In the beginning, there was pricing. A restaurant set the charges for menu items on the basis of cost and what patrons were willing to spend.
Then hard times hit, and the chain portion of the industry resorted to what it cleverly called barbell pricing. For the everyday bargain hunter, the big brands offered head-turning deals like a dollar menu. At the other end of the barbell, they sported premium items with a price to match, hoping to snag a higher-margin purchase from sports who felt like splurging.
Now you can scratch “barbell” from the glossary. A single label has yet to emerge, but several bellwether chains are already switching to new and more complex pricing strategies. The approaches differ, but they share the common feature of more precise segmentation.
McDonald’s calls its variety “four-tier pricing.” It’s shifting to a model with four categories of products arrayed by price: Everyday value, or what was once the bargain end of the barbell; core items, with a mid-scale price to match; premium items; and the new fourth tier, or smaller servings of premium selections offered accordingly at a lower price.
The prime example in the United States is the new Mac Snack Wrap, essentially the guts of a Big Mac wrapped in a tortilla. Overseas, McDonald’s offers such four-tier items as the Petite Du Jour in France and the Little Taster sliders in the United Kingdom.
The products are intended to prompt a trade-up by customers who normally purchase off the lower-priced bargain menu. The Mac Snack Wrap, for instance, costs $1.39 in the states, compared with the Dollar Menu.
The items are also seen as a way of building add-on sales. Customers might buy a core item, then try a Mac wrap—in essence, a premium item at a high-value price.
Burger King is taking a different approach with what it’s calling four-corner pricing. Speaking recently to Wall Street, BK executives cited the strategy as a key component of its efforts to build profit margins, but declined to provide details. Their sketchy description suggested that analytics are being used at the store level to help units find the ideal price that their market will bear.

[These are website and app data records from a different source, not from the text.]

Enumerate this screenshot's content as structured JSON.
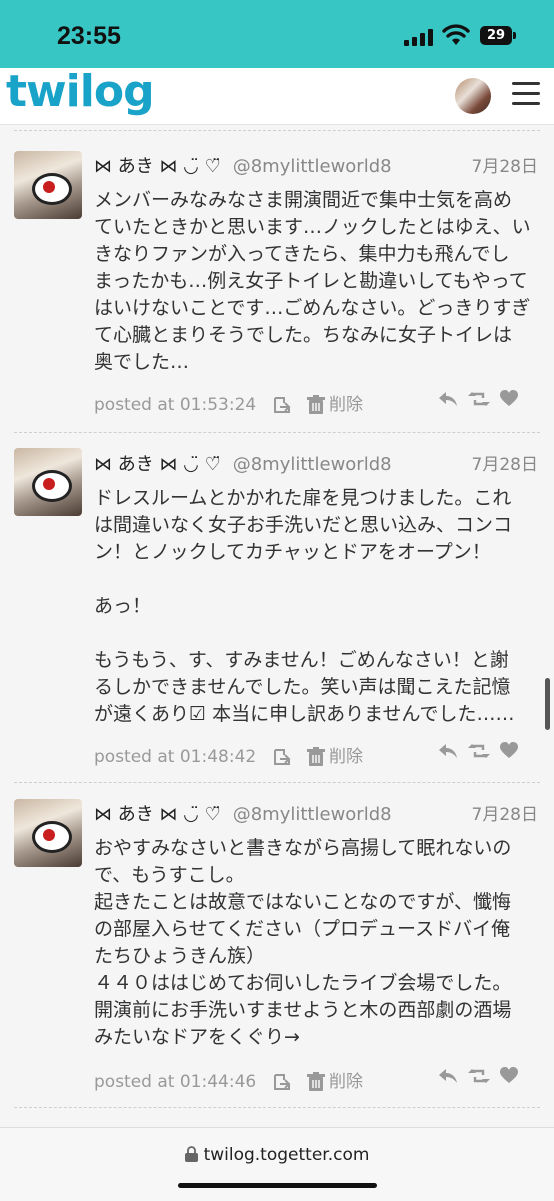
{
  "status": {
    "time": "23:55",
    "battery": "29"
  },
  "header": {
    "logo": "twilog"
  },
  "tweets": [
    {
      "name": "⋈ あき ⋈ ◡̈ ♡̈",
      "handle": "@8mylittleworld8",
      "date": "7月28日",
      "body": "メンバーみなみなさま開演間近で集中士気を高め\nていたときかと思います…ノックしたとはゆえ、い\nきなりファンが入ってきたら、集中力も飛んでし\nまったかも…例え女子トイレと勘違いしてもやって\nはいけないことです…ごめんなさい。どっきりすぎ\nて心臓とまりそうでした。ちなみに女子トイレは\n奥でした…",
      "posted": "posted at 01:53:24",
      "delete_label": "削除"
    },
    {
      "name": "⋈ あき ⋈ ◡̈ ♡̈",
      "handle": "@8mylittleworld8",
      "date": "7月28日",
      "body": "ドレスルームとかかれた扉を見つけました。これ\nは間違いなく女子お手洗いだと思い込み、コンコ\nン！とノックしてカチャッとドアをオープン！\n\nあっ！\n\nもうもう、す、すみません！ごめんなさい！と謝\nるしかできませんでした。笑い声は聞こえた記憶\nが遠くあり☑ 本当に申し訳ありませんでした……",
      "posted": "posted at 01:48:42",
      "delete_label": "削除"
    },
    {
      "name": "⋈ あき ⋈ ◡̈ ♡̈",
      "handle": "@8mylittleworld8",
      "date": "7月28日",
      "body": "おやすみなさいと書きながら高揚して眠れないの\nで、もうすこし。\n起きたことは故意ではないことなのですが、懺悔\nの部屋入らせてください（プロデュースドバイ俺\nたちひょうきん族）\n４４０ははじめてお伺いしたライブ会場でした。\n開演前にお手洗いすませようと木の西部劇の酒場\nみたいなドアをくぐり→",
      "posted": "posted at 01:44:46",
      "delete_label": "削除"
    }
  ],
  "browser": {
    "url": "twilog.togetter.com"
  }
}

Chain officials said the new strategy was the “primary difference” between the financial performances of company-operated and franchised stores during the last quarter of 2009. The model has now been rolled out to all the licensees, the execs noted.
Starbucks is similarly adjusting prices on a market-by-market basis. The new “architecture,” in the words of execs, is now in place at 90% of the chain’s U.S. outlets.
In a recent conference call with analysts, they described the new approach as a pricing rationalization. Prices were raised or lowered to satisfy the price sensitivities of markets, based in part on demographics and customer reaction. In some instance, that meant dropping charges on selected items. In others, it involved “adjusting some of the more complex costly products,” said CFO Tory Alstead.
Translation: Rising prices on some items to preserve margins, provided consumers don’t balk.
Perhaps not coincidentally, two points of Starbucks recent 3% rise in comp sales were attributed to pricing gains.
The success enjoyed by McDonald’s, Burger King and Starbucks with their new pricing approaches is likely to prompt more pinpoint pricing, at least in fast-food.
Which means the market is about to be flooded with barbells—and possibly some dumbbells, too, if the followers don’t do it right.